▶ [Records to use]
+---+
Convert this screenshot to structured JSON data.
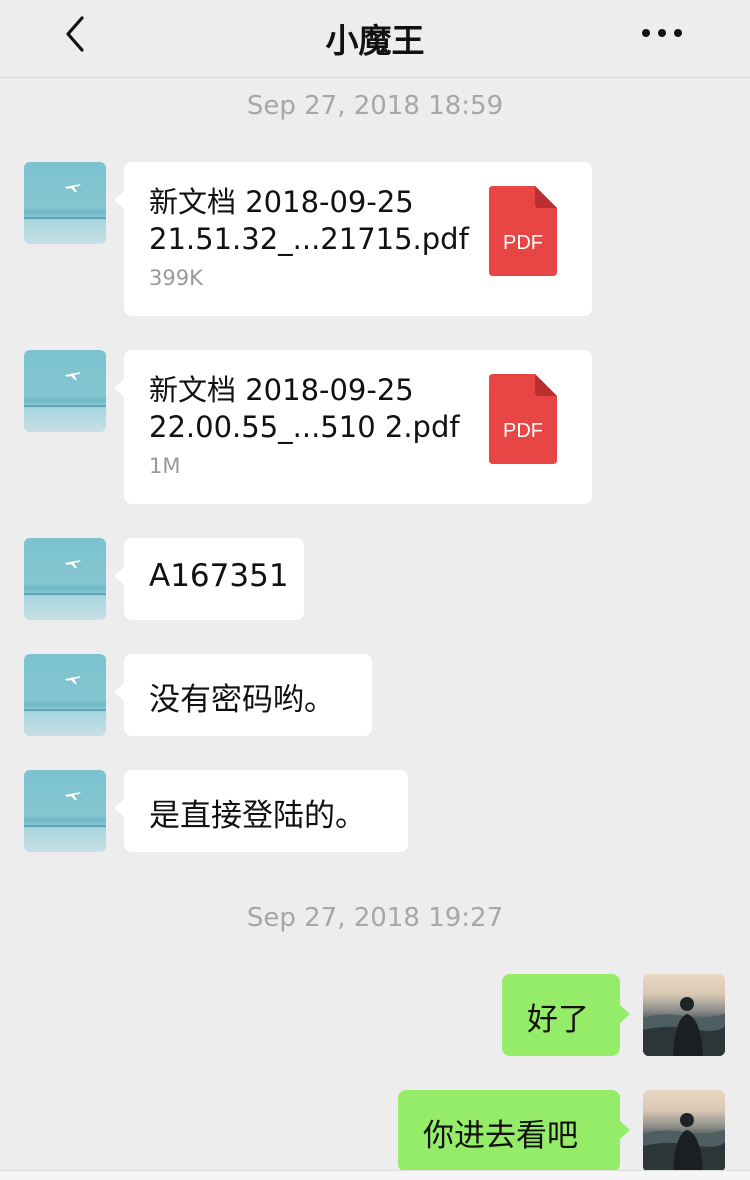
{
  "header": {
    "title": "小魔王",
    "back_icon": "chevron-left-icon",
    "more_icon": "more-horizontal-icon"
  },
  "timestamps": [
    "Sep 27, 2018 18:59",
    "Sep 27, 2018 19:27"
  ],
  "messages": [
    {
      "side": "left",
      "type": "file",
      "file_name_line1": "新文档 2018-09-25",
      "file_name_line2": "21.51.32_...21715.pdf",
      "size": "399K",
      "icon": "PDF"
    },
    {
      "side": "left",
      "type": "file",
      "file_name_line1": "新文档 2018-09-25",
      "file_name_line2": "22.00.55_...510 2.pdf",
      "size": "1M",
      "icon": "PDF"
    },
    {
      "side": "left",
      "type": "text",
      "text": "A167351"
    },
    {
      "side": "left",
      "type": "text",
      "text": "没有密码哟。"
    },
    {
      "side": "left",
      "type": "text",
      "text": "是直接登陆的。"
    },
    {
      "side": "right",
      "type": "text",
      "text": "好了"
    },
    {
      "side": "right",
      "type": "text",
      "text": "你进去看吧"
    }
  ],
  "colors": {
    "background": "#ededed",
    "incoming_bubble": "#ffffff",
    "outgoing_bubble": "#95ec69",
    "pdf_icon": "#e84545",
    "timestamp_text": "#a7a7a7"
  }
}
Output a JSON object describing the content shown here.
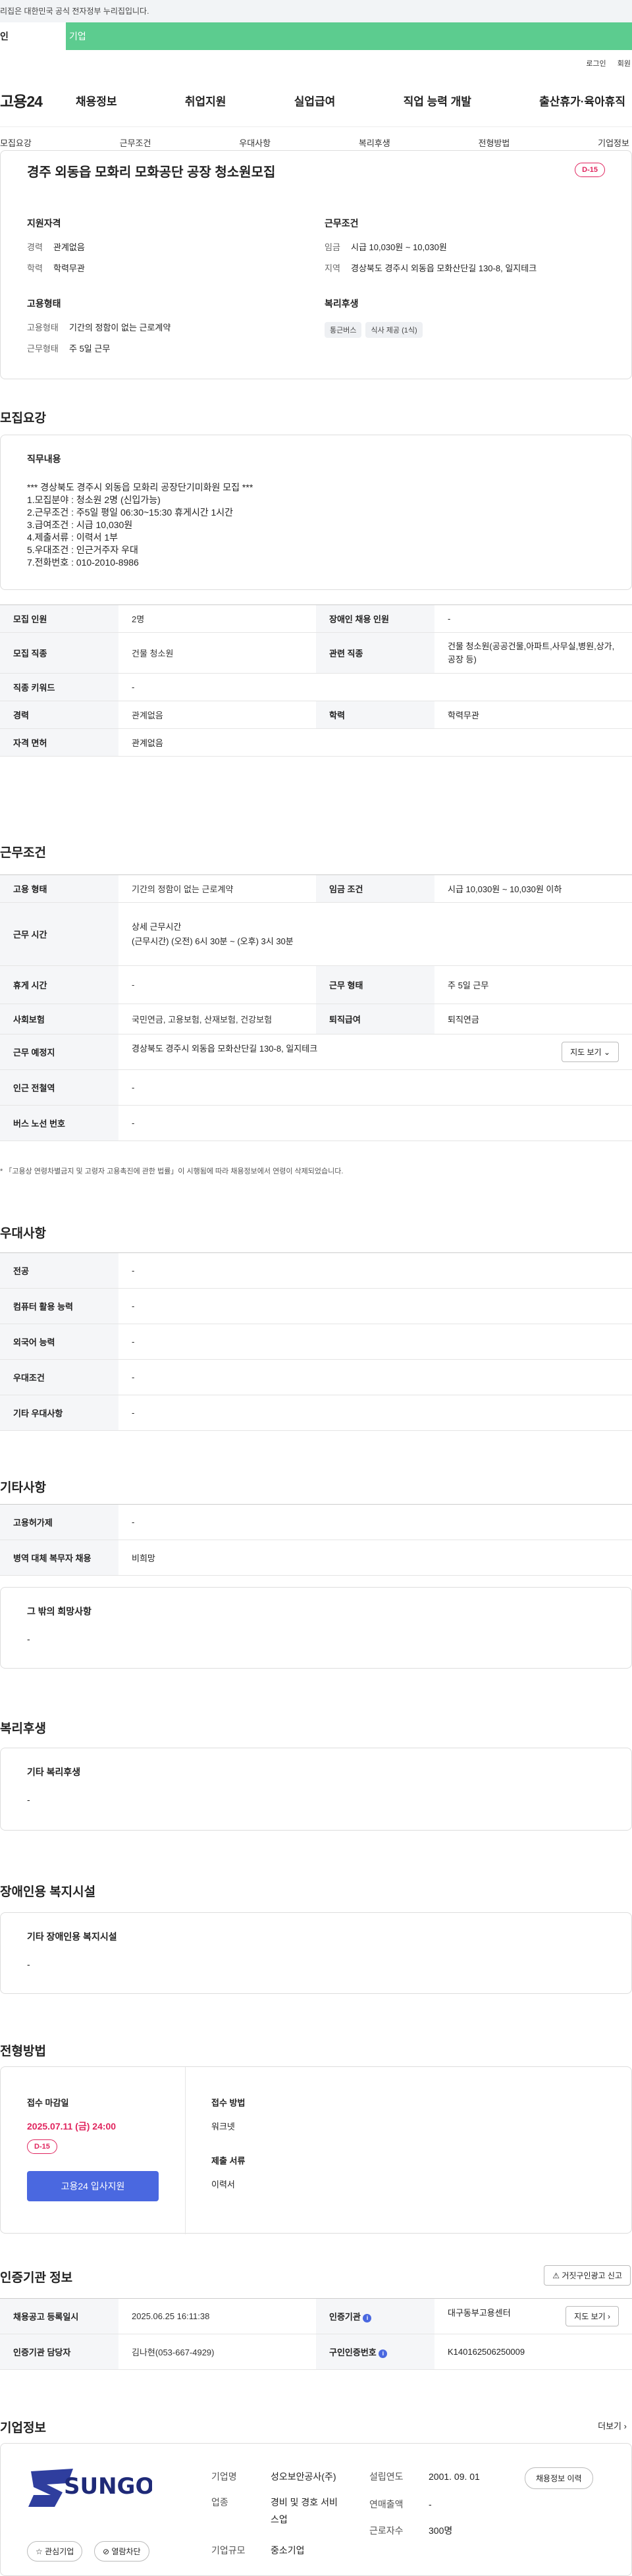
{
  "gov_banner": "리집은 대한민국 공식 전자정부 누리집입니다.",
  "user_tabs": [
    "인",
    "기업"
  ],
  "util": {
    "login": "로그인",
    "join": "회원"
  },
  "logo": "고용24",
  "gnb": [
    "채용정보",
    "취업지원",
    "실업급여",
    "직업 능력 개발",
    "출산휴가·육아휴직"
  ],
  "anchor": [
    "모집요강",
    "근무조건",
    "우대사항",
    "복리후생",
    "전형방법",
    "기업정보"
  ],
  "job": {
    "title": "경주 외동읍 모화리 모화공단 공장 청소원모집",
    "dday": "D-15",
    "qual_h": "지원자격",
    "career_k": "경력",
    "career_v": "관계없음",
    "edu_k": "학력",
    "edu_v": "학력무관",
    "cond_h": "근무조건",
    "wage_k": "임금",
    "wage_v": "시급 10,030원 ~ 10,030원",
    "area_k": "지역",
    "area_v": "경상북도 경주시 외동읍 모화산단길 130-8, 일지테크",
    "emp_h": "고용형태",
    "emptype_k": "고용형태",
    "emptype_v": "기간의 정함이 없는 근로계약",
    "workform_k": "근무형태",
    "workform_v": "주 5일 근무",
    "welfare_h": "복리후생",
    "tags": [
      "통근버스",
      "식사 제공 (1식)"
    ]
  },
  "recruit": {
    "title": "모집요강",
    "duty_h": "직무내용",
    "duty_text": "*** 경상북도 경주시 외동읍 모화리 공장단기미화원 모집 ***\n1.모집분야 : 청소원 2명 (신입가능)\n2.근무조건 : 주5일 평일 06:30~15:30 휴게시간 1시간\n3.급여조건 : 시급 10,030원\n4.제출서류 : 이력서 1부\n5.우대조건 : 인근거주자 우대\n7.전화번호 : 010-2010-8986",
    "rows": [
      [
        "모집 인원",
        "2명",
        "장애인 채용 인원",
        "-"
      ],
      [
        "모집 직종",
        "건물 청소원",
        "관련 직종",
        "건물 청소원(공공건물,아파트,사무실,병원,상가,공장 등)"
      ],
      [
        "직종 키워드",
        "-"
      ],
      [
        "경력",
        "관계없음",
        "학력",
        "학력무관"
      ],
      [
        "자격 면허",
        "관계없음"
      ]
    ]
  },
  "work": {
    "title": "근무조건",
    "r1": [
      "고용 형태",
      "기간의 정함이 없는 근로계약",
      "임금 조건",
      "시급 10,030원 ~ 10,030원 이하"
    ],
    "r2_h": "근무 시간",
    "r2_sub": "상세 근무시간",
    "r2_v": "(근무시간) (오전) 6시 30분 ~ (오후) 3시 30분",
    "r3": [
      "휴게 시간",
      "-",
      "근무 형태",
      "주 5일 근무"
    ],
    "r4": [
      "사회보험",
      "국민연금, 고용보험, 산재보험, 건강보험",
      "퇴직급여",
      "퇴직연금"
    ],
    "r5_h": "근무 예정지",
    "r5_v": "경상북도 경주시 외동읍 모화산단길 130-8, 일지테크",
    "map_btn": "지도 보기",
    "r6": [
      "인근 전철역",
      "-"
    ],
    "r7": [
      "버스 노선 번호",
      "-"
    ],
    "note": "* 「고용상 연령차별금지 및 고령자 고용촉진에 관한 법률」이 시행됨에 따라 채용정보에서 연령이 삭제되었습니다."
  },
  "pref": {
    "title": "우대사항",
    "rows": [
      [
        "전공",
        "-"
      ],
      [
        "컴퓨터 활용 능력",
        "-"
      ],
      [
        "외국어 능력",
        "-"
      ],
      [
        "우대조건",
        "-"
      ],
      [
        "기타 우대사항",
        "-"
      ]
    ]
  },
  "etc": {
    "title": "기타사항",
    "rows": [
      [
        "고용허가제",
        "-"
      ],
      [
        "병역 대체 복무자 채용",
        "비희망"
      ]
    ],
    "other_h": "그 밖의 희망사항",
    "other_v": "-"
  },
  "welfare": {
    "title": "복리후생",
    "h": "기타 복리후생",
    "v": "-"
  },
  "disab": {
    "title": "장애인용 복지시설",
    "h": "기타 장애인용 복지시설",
    "v": "-"
  },
  "apply": {
    "title": "전형방법",
    "deadline_h": "접수 마감일",
    "deadline_v": "2025.07.11 (금) 24:00",
    "dday": "D-15",
    "btn": "고용24 입사지원",
    "method_h": "접수 방법",
    "method_v": "워크넷",
    "docs_h": "제출 서류",
    "docs_v": "이력서"
  },
  "cert": {
    "title": "인증기관 정보",
    "report_btn": "거짓구인광고 신고",
    "r1": [
      "채용공고 등록일시",
      "2025.06.25 16:11:38",
      "인증기관",
      "대구동부고용센터"
    ],
    "r2": [
      "인증기관 담당자",
      "김나현(053-667-4929)",
      "구인인증번호",
      "K140162506250009"
    ],
    "map_btn": "지도 보기"
  },
  "company": {
    "title": "기업정보",
    "more": "더보기",
    "logo": "SUNGO",
    "fav": "관심기업",
    "block": "열람차단",
    "k1": "기업명",
    "v1": "성오보안공사(주)",
    "k2": "업종",
    "v2": "경비 및 경호 서비스업",
    "k3": "기업규모",
    "v3": "중소기업",
    "k4": "설립연도",
    "v4": "2001. 09. 01",
    "k5": "연매출액",
    "v5": "-",
    "k6": "근로자수",
    "v6": "300명",
    "history_btn": "채용정보 이력"
  }
}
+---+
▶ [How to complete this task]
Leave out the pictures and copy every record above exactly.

▶ [Answer space]
Convert this screenshot to structured JSON data.
{
  "header": {
    "title": "小魔王",
    "back_icon": "chevron-left-icon",
    "more_icon": "more-horizontal-icon"
  },
  "timestamps": [
    "Sep 27, 2018 18:59",
    "Sep 27, 2018 19:27"
  ],
  "messages": [
    {
      "side": "left",
      "type": "file",
      "file_name_line1": "新文档 2018-09-25",
      "file_name_line2": "21.51.32_...21715.pdf",
      "size": "399K",
      "icon": "PDF"
    },
    {
      "side": "left",
      "type": "file",
      "file_name_line1": "新文档 2018-09-25",
      "file_name_line2": "22.00.55_...510 2.pdf",
      "size": "1M",
      "icon": "PDF"
    },
    {
      "side": "left",
      "type": "text",
      "text": "A167351"
    },
    {
      "side": "left",
      "type": "text",
      "text": "没有密码哟。"
    },
    {
      "side": "left",
      "type": "text",
      "text": "是直接登陆的。"
    },
    {
      "side": "right",
      "type": "text",
      "text": "好了"
    },
    {
      "side": "right",
      "type": "text",
      "text": "你进去看吧"
    }
  ],
  "colors": {
    "background": "#ededed",
    "incoming_bubble": "#ffffff",
    "outgoing_bubble": "#95ec69",
    "pdf_icon": "#e84545",
    "timestamp_text": "#a7a7a7"
  }
}
Output a JSON object describing the content shown here.
{
  "gov_banner": "리집은 대한민국 공식 전자정부 누리집입니다.",
  "user_tabs": [
    "인",
    "기업"
  ],
  "util": {
    "login": "로그인",
    "join": "회원"
  },
  "logo": "고용24",
  "gnb": [
    "채용정보",
    "취업지원",
    "실업급여",
    "직업 능력 개발",
    "출산휴가·육아휴직"
  ],
  "anchor": [
    "모집요강",
    "근무조건",
    "우대사항",
    "복리후생",
    "전형방법",
    "기업정보"
  ],
  "job": {
    "title": "경주 외동읍 모화리 모화공단 공장 청소원모집",
    "dday": "D-15",
    "qual_h": "지원자격",
    "career_k": "경력",
    "career_v": "관계없음",
    "edu_k": "학력",
    "edu_v": "학력무관",
    "cond_h": "근무조건",
    "wage_k": "임금",
    "wage_v": "시급 10,030원 ~ 10,030원",
    "area_k": "지역",
    "area_v": "경상북도 경주시 외동읍 모화산단길 130-8, 일지테크",
    "emp_h": "고용형태",
    "emptype_k": "고용형태",
    "emptype_v": "기간의 정함이 없는 근로계약",
    "workform_k": "근무형태",
    "workform_v": "주 5일 근무",
    "welfare_h": "복리후생",
    "tags": [
      "통근버스",
      "식사 제공 (1식)"
    ]
  },
  "recruit": {
    "title": "모집요강",
    "duty_h": "직무내용",
    "duty_text": "*** 경상북도 경주시 외동읍 모화리 공장단기미화원 모집 ***\n1.모집분야 : 청소원 2명 (신입가능)\n2.근무조건 : 주5일 평일 06:30~15:30 휴게시간 1시간\n3.급여조건 : 시급 10,030원\n4.제출서류 : 이력서 1부\n5.우대조건 : 인근거주자 우대\n7.전화번호 : 010-2010-8986",
    "rows": [
      [
        "모집 인원",
        "2명",
        "장애인 채용 인원",
        "-"
      ],
      [
        "모집 직종",
        "건물 청소원",
        "관련 직종",
        "건물 청소원(공공건물,아파트,사무실,병원,상가,공장 등)"
      ],
      [
        "직종 키워드",
        "-"
      ],
      [
        "경력",
        "관계없음",
        "학력",
        "학력무관"
      ],
      [
        "자격 면허",
        "관계없음"
      ]
    ]
  },
  "work": {
    "title": "근무조건",
    "r1": [
      "고용 형태",
      "기간의 정함이 없는 근로계약",
      "임금 조건",
      "시급 10,030원 ~ 10,030원 이하"
    ],
    "r2_h": "근무 시간",
    "r2_sub": "상세 근무시간",
    "r2_v": "(근무시간) (오전) 6시 30분 ~ (오후) 3시 30분",
    "r3": [
      "휴게 시간",
      "-",
      "근무 형태",
      "주 5일 근무"
    ],
    "r4": [
      "사회보험",
      "국민연금, 고용보험, 산재보험, 건강보험",
      "퇴직급여",
      "퇴직연금"
    ],
    "r5_h": "근무 예정지",
    "r5_v": "경상북도 경주시 외동읍 모화산단길 130-8, 일지테크",
    "map_btn": "지도 보기",
    "r6": [
      "인근 전철역",
      "-"
    ],
    "r7": [
      "버스 노선 번호",
      "-"
    ],
    "note": "* 「고용상 연령차별금지 및 고령자 고용촉진에 관한 법률」이 시행됨에 따라 채용정보에서 연령이 삭제되었습니다."
  },
  "pref": {
    "title": "우대사항",
    "rows": [
      [
        "전공",
        "-"
      ],
      [
        "컴퓨터 활용 능력",
        "-"
      ],
      [
        "외국어 능력",
        "-"
      ],
      [
        "우대조건",
        "-"
      ],
      [
        "기타 우대사항",
        "-"
      ]
    ]
  },
  "etc": {
    "title": "기타사항",
    "rows": [
      [
        "고용허가제",
        "-"
      ],
      [
        "병역 대체 복무자 채용",
        "비희망"
      ]
    ],
    "other_h": "그 밖의 희망사항",
    "other_v": "-"
  },
  "welfare": {
    "title": "복리후생",
    "h": "기타 복리후생",
    "v": "-"
  },
  "disab": {
    "title": "장애인용 복지시설",
    "h": "기타 장애인용 복지시설",
    "v": "-"
  },
  "apply": {
    "title": "전형방법",
    "deadline_h": "접수 마감일",
    "deadline_v": "2025.07.11 (금) 24:00",
    "dday": "D-15",
    "btn": "고용24 입사지원",
    "method_h": "접수 방법",
    "method_v": "워크넷",
    "docs_h": "제출 서류",
    "docs_v": "이력서"
  },
  "cert": {
    "title": "인증기관 정보",
    "report_btn": "거짓구인광고 신고",
    "r1": [
      "채용공고 등록일시",
      "2025.06.25 16:11:38",
      "인증기관",
      "대구동부고용센터"
    ],
    "r2": [
      "인증기관 담당자",
      "김나현(053-667-4929)",
      "구인인증번호",
      "K140162506250009"
    ],
    "map_btn": "지도 보기"
  },
  "company": {
    "title": "기업정보",
    "more": "더보기",
    "logo": "SUNGO",
    "fav": "관심기업",
    "block": "열람차단",
    "k1": "기업명",
    "v1": "성오보안공사(주)",
    "k2": "업종",
    "v2": "경비 및 경호 서비스업",
    "k3": "기업규모",
    "v3": "중소기업",
    "k4": "설립연도",
    "v4": "2001. 09. 01",
    "k5": "연매출액",
    "v5": "-",
    "k6": "근로자수",
    "v6": "300명",
    "history_btn": "채용정보 이력"
  }
}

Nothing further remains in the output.